2. No Hospitals

There are hospitals in Indonesia but as we mentioned before poorly staffed and equipped, resulting in incomplete healthcare. For physicians it is not attractive to work in a hospital where they cannot give better treatments to patients because of the lack of funds.

It is not appealing to use a knife for surgery when you have learned all the minimal invasive endoscopic techniques. This leads to the outflow of doctors and doesn’t create an atmosphere for investments. The declining funds and reserves of the hospitals will create major health care problems in the next decennium. Already very poor international indices will probably get worse.

The neonatal death rate at birth is among the highest in the world and totally not acceptable for a modern country that Indonesia is aiming to become sooner or later.

The educational system for physicians is similar to other places in the world.
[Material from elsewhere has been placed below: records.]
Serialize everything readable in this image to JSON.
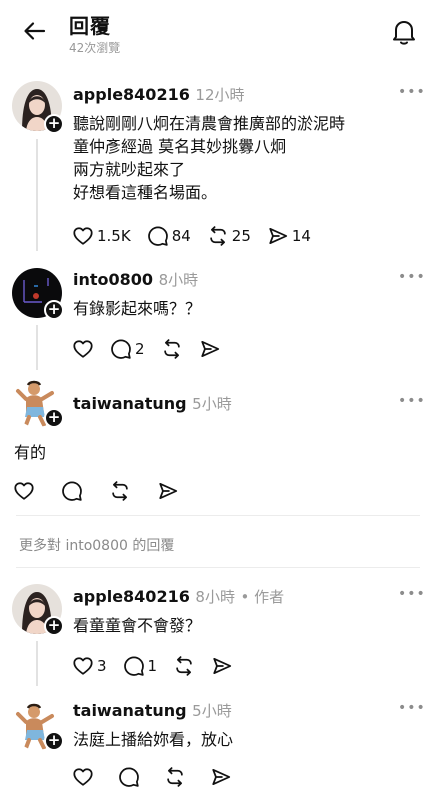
{
  "header": {
    "title": "回覆",
    "views": "42次瀏覽"
  },
  "icons": {
    "back": "arrow-left-icon",
    "bell": "bell-icon",
    "more": "more-horizontal-icon",
    "like": "heart-icon",
    "reply": "comment-icon",
    "repost": "repost-icon",
    "share": "send-icon"
  },
  "posts": [
    {
      "username": "apple840216",
      "time": "12小時",
      "lines": [
        "聽說剛剛八炯在清農會推廣部的淤泥時",
        "童仲彥經過 莫名其妙挑釁八炯",
        "兩方就吵起來了",
        "好想看這種名場面。"
      ],
      "likes": "1.5K",
      "replies": "84",
      "reposts": "25",
      "shares": "14"
    },
    {
      "username": "into0800",
      "time": "8小時",
      "lines": [
        "有錄影起來嗎？？"
      ],
      "likes": "",
      "replies": "2",
      "reposts": "",
      "shares": ""
    },
    {
      "username": "taiwanatung",
      "time": "5小時",
      "lines": [
        "有的"
      ],
      "likes": "",
      "replies": "",
      "reposts": "",
      "shares": ""
    }
  ],
  "more_replies_label": "更多對 into0800 的回覆",
  "replies": [
    {
      "username": "apple840216",
      "time": "8小時",
      "author_tag": "• 作者",
      "lines": [
        "看童童會不會發？"
      ],
      "likes": "3",
      "replies": "1",
      "reposts": "",
      "shares": ""
    },
    {
      "username": "taiwanatung",
      "time": "5小時",
      "lines": [
        "法庭上播給妳看，放心"
      ],
      "likes": "",
      "replies": "",
      "reposts": "",
      "shares": ""
    }
  ]
}
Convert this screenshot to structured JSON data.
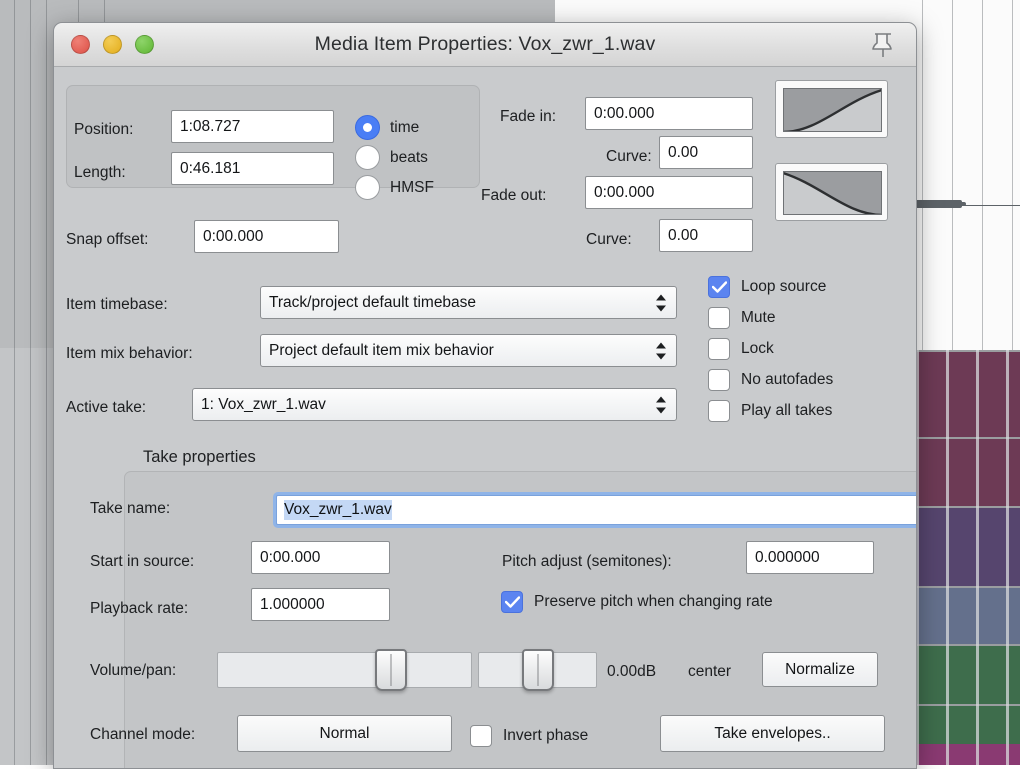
{
  "window": {
    "title": "Media Item Properties:  Vox_zwr_1.wav",
    "pin_icon": "pushpin-icon",
    "close_icon": "close-traffic-light",
    "minimize_icon": "minimize-traffic-light",
    "zoom_icon": "zoom-traffic-light"
  },
  "item": {
    "position_label": "Position:",
    "position_value": "1:08.727",
    "length_label": "Length:",
    "length_value": "0:46.181",
    "snap_offset_label": "Snap offset:",
    "snap_offset_value": "0:00.000",
    "timebase_radios": [
      {
        "label": "time",
        "checked": true
      },
      {
        "label": "beats",
        "checked": false
      },
      {
        "label": "HMSF",
        "checked": false
      }
    ]
  },
  "fades": {
    "fade_in_label": "Fade in:",
    "fade_in_value": "0:00.000",
    "fade_in_curve_label": "Curve:",
    "fade_in_curve_value": "0.00",
    "fade_out_label": "Fade out:",
    "fade_out_value": "0:00.000",
    "fade_out_curve_label": "Curve:",
    "fade_out_curve_value": "0.00",
    "fade_in_shape_icon": "fade-in-curve-icon",
    "fade_out_shape_icon": "fade-out-curve-icon"
  },
  "selectors": {
    "timebase_label": "Item timebase:",
    "timebase_value": "Track/project default timebase",
    "mix_behavior_label": "Item mix behavior:",
    "mix_behavior_value": "Project default item mix behavior",
    "active_take_label": "Active take:",
    "active_take_value": "1: Vox_zwr_1.wav"
  },
  "checkboxes": [
    {
      "label": "Loop source",
      "checked": true
    },
    {
      "label": "Mute",
      "checked": false
    },
    {
      "label": "Lock",
      "checked": false
    },
    {
      "label": "No autofades",
      "checked": false
    },
    {
      "label": "Play all takes",
      "checked": false
    }
  ],
  "take": {
    "legend": "Take properties",
    "name_label": "Take name:",
    "name_value": "Vox_zwr_1.wav",
    "start_in_source_label": "Start in source:",
    "start_in_source_value": "0:00.000",
    "playback_rate_label": "Playback rate:",
    "playback_rate_value": "1.000000",
    "pitch_adjust_label": "Pitch adjust (semitones):",
    "pitch_adjust_value": "0.000000",
    "preserve_pitch_label": "Preserve pitch when changing rate",
    "preserve_pitch_checked": true,
    "volume_pan_label": "Volume/pan:",
    "volume_db": "0.00dB",
    "pan_value": "center",
    "normalize_label": "Normalize",
    "channel_mode_label": "Channel mode:",
    "channel_mode_value": "Normal",
    "invert_phase_label": "Invert phase",
    "invert_phase_checked": false,
    "take_envelopes_label": "Take envelopes.."
  },
  "colors": {
    "accent_blue": "#5b84f0",
    "radio_blue": "#4a7ef5",
    "selection_blue": "#c4d8f5",
    "dialog_bg": "#c9cbcd",
    "track_maroon": "#6d3a55",
    "track_purple": "#56456e",
    "track_slate": "#64708c",
    "track_green": "#3e6d4c",
    "track_magenta": "#8a3a72"
  }
}
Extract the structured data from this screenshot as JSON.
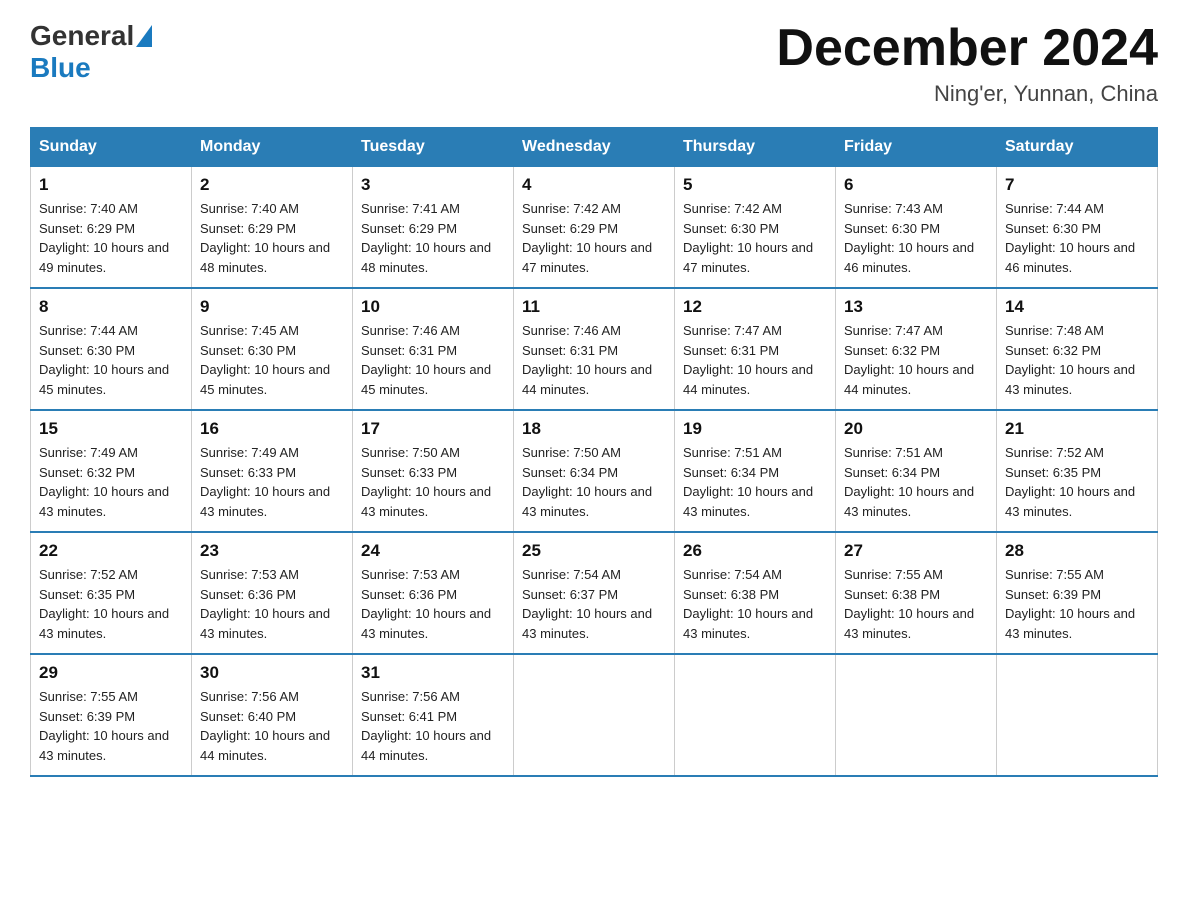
{
  "header": {
    "logo_general": "General",
    "logo_blue": "Blue",
    "month_title": "December 2024",
    "location": "Ning'er, Yunnan, China"
  },
  "days_of_week": [
    "Sunday",
    "Monday",
    "Tuesday",
    "Wednesday",
    "Thursday",
    "Friday",
    "Saturday"
  ],
  "weeks": [
    [
      {
        "day": "1",
        "sunrise": "7:40 AM",
        "sunset": "6:29 PM",
        "daylight": "10 hours and 49 minutes."
      },
      {
        "day": "2",
        "sunrise": "7:40 AM",
        "sunset": "6:29 PM",
        "daylight": "10 hours and 48 minutes."
      },
      {
        "day": "3",
        "sunrise": "7:41 AM",
        "sunset": "6:29 PM",
        "daylight": "10 hours and 48 minutes."
      },
      {
        "day": "4",
        "sunrise": "7:42 AM",
        "sunset": "6:29 PM",
        "daylight": "10 hours and 47 minutes."
      },
      {
        "day": "5",
        "sunrise": "7:42 AM",
        "sunset": "6:30 PM",
        "daylight": "10 hours and 47 minutes."
      },
      {
        "day": "6",
        "sunrise": "7:43 AM",
        "sunset": "6:30 PM",
        "daylight": "10 hours and 46 minutes."
      },
      {
        "day": "7",
        "sunrise": "7:44 AM",
        "sunset": "6:30 PM",
        "daylight": "10 hours and 46 minutes."
      }
    ],
    [
      {
        "day": "8",
        "sunrise": "7:44 AM",
        "sunset": "6:30 PM",
        "daylight": "10 hours and 45 minutes."
      },
      {
        "day": "9",
        "sunrise": "7:45 AM",
        "sunset": "6:30 PM",
        "daylight": "10 hours and 45 minutes."
      },
      {
        "day": "10",
        "sunrise": "7:46 AM",
        "sunset": "6:31 PM",
        "daylight": "10 hours and 45 minutes."
      },
      {
        "day": "11",
        "sunrise": "7:46 AM",
        "sunset": "6:31 PM",
        "daylight": "10 hours and 44 minutes."
      },
      {
        "day": "12",
        "sunrise": "7:47 AM",
        "sunset": "6:31 PM",
        "daylight": "10 hours and 44 minutes."
      },
      {
        "day": "13",
        "sunrise": "7:47 AM",
        "sunset": "6:32 PM",
        "daylight": "10 hours and 44 minutes."
      },
      {
        "day": "14",
        "sunrise": "7:48 AM",
        "sunset": "6:32 PM",
        "daylight": "10 hours and 43 minutes."
      }
    ],
    [
      {
        "day": "15",
        "sunrise": "7:49 AM",
        "sunset": "6:32 PM",
        "daylight": "10 hours and 43 minutes."
      },
      {
        "day": "16",
        "sunrise": "7:49 AM",
        "sunset": "6:33 PM",
        "daylight": "10 hours and 43 minutes."
      },
      {
        "day": "17",
        "sunrise": "7:50 AM",
        "sunset": "6:33 PM",
        "daylight": "10 hours and 43 minutes."
      },
      {
        "day": "18",
        "sunrise": "7:50 AM",
        "sunset": "6:34 PM",
        "daylight": "10 hours and 43 minutes."
      },
      {
        "day": "19",
        "sunrise": "7:51 AM",
        "sunset": "6:34 PM",
        "daylight": "10 hours and 43 minutes."
      },
      {
        "day": "20",
        "sunrise": "7:51 AM",
        "sunset": "6:34 PM",
        "daylight": "10 hours and 43 minutes."
      },
      {
        "day": "21",
        "sunrise": "7:52 AM",
        "sunset": "6:35 PM",
        "daylight": "10 hours and 43 minutes."
      }
    ],
    [
      {
        "day": "22",
        "sunrise": "7:52 AM",
        "sunset": "6:35 PM",
        "daylight": "10 hours and 43 minutes."
      },
      {
        "day": "23",
        "sunrise": "7:53 AM",
        "sunset": "6:36 PM",
        "daylight": "10 hours and 43 minutes."
      },
      {
        "day": "24",
        "sunrise": "7:53 AM",
        "sunset": "6:36 PM",
        "daylight": "10 hours and 43 minutes."
      },
      {
        "day": "25",
        "sunrise": "7:54 AM",
        "sunset": "6:37 PM",
        "daylight": "10 hours and 43 minutes."
      },
      {
        "day": "26",
        "sunrise": "7:54 AM",
        "sunset": "6:38 PM",
        "daylight": "10 hours and 43 minutes."
      },
      {
        "day": "27",
        "sunrise": "7:55 AM",
        "sunset": "6:38 PM",
        "daylight": "10 hours and 43 minutes."
      },
      {
        "day": "28",
        "sunrise": "7:55 AM",
        "sunset": "6:39 PM",
        "daylight": "10 hours and 43 minutes."
      }
    ],
    [
      {
        "day": "29",
        "sunrise": "7:55 AM",
        "sunset": "6:39 PM",
        "daylight": "10 hours and 43 minutes."
      },
      {
        "day": "30",
        "sunrise": "7:56 AM",
        "sunset": "6:40 PM",
        "daylight": "10 hours and 44 minutes."
      },
      {
        "day": "31",
        "sunrise": "7:56 AM",
        "sunset": "6:41 PM",
        "daylight": "10 hours and 44 minutes."
      },
      null,
      null,
      null,
      null
    ]
  ]
}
First the student has to attend medical school to become a basic physician. After that it has to specialize to become either a family doctor or a specialist. In Indonesia many students have to work for 5 years in the kampong after their studies to pay for their government paid education. After that period they have to start their further training. They will learn their specialization in Indonesia in poorly equipped hospitals and often have to go to other countries to become a more experienced and modern specialist. Most of the time, they are not paid during the specialization period and even have to pay the specialist that trains them. At the end of their training they have to appear for a board called the “Collegiums” to do a final exam. After that they can call themselves a specialist in Indonesia and after that they will be allowed to treat Indonesian patients.

Many students that go abroad don’t return to Indonesia. When they return they have to do the exam at the collegiums to be able to practice medicine in Indonesia. Some people doubt the objectivity of this exam at the collegiums. It is certainly only a knowledge and not skill based evaluation of the candidate.

3. No Patients

As mentioned earlier, many Indonesian patients know of the poor quality of the hospitals and specialists that work there. So many people that can afford health care will seek it abroad. This leads to a negative cash flow.

4. No Money

The lack of funds leads to a climate where hospitals and other health care facilities barely have enough funds to survive and are not able to invest in modern equipment and education for their staff. This leads to a not to interesting environment for physicians to work in.